Burgundy is also known for vineyards that tend to be more hands-on, as opposed to what critics see as the corporate-oriented operations of Bordeaux. Or, as Legrand puts it diplomatically: ‘‘ The Burgundy winemakers are probably more involved in the production of their wines.’’ But there proved to be nothing suitable in his preferred region, and so Clos Fourtet in Bordeaux won the gig, as did many of its workers, who play themselves.
There is plenty of exposition early on in You Will Be My Son, as with the communion wine scene, that is designed to portray Paul as quite the pig. But this also establishes him as a character who, even if he’s cold and manipulative, has intriguing qualities.
‘‘ He’s a strong man,’’ Legrand says. ‘‘ He can manage [people] not only with his authority but with his words — with his sense of humour, his personality. He’s a fascinating guy because he loves what he does. He has the passion and so he’s strong because of that.’’
Ultimately, though, the piece is all about the wine. Legrand is unashamed in his own passion for the stuff, telling a French interviewer: ‘‘ I love the vines . . . the scheduling and constraint that is required to plant them . . . I also love the cellars, [the] alignments of barrels and bottles, silent underground, the smells, materials, colours, light . . . It is simple, the vine and the wine awaken the senses!’’

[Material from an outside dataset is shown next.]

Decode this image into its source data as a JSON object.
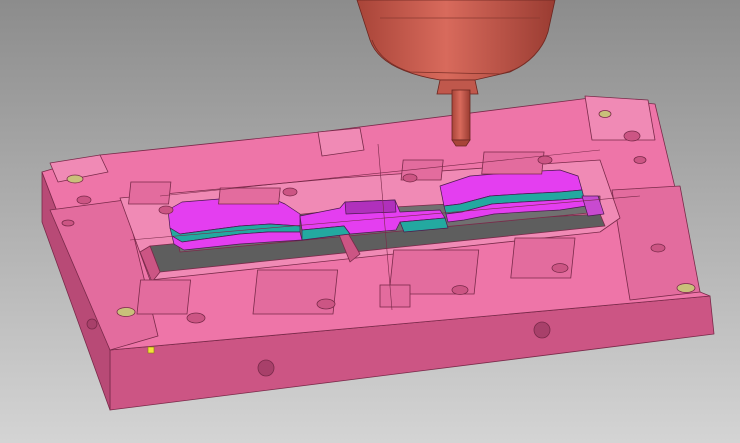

Top, Niels Arestrup as winemaker patriarch Paul in his vineyard; above, Arestrup and Lorant Deutsch as his son Martin; left, Gilles Legrand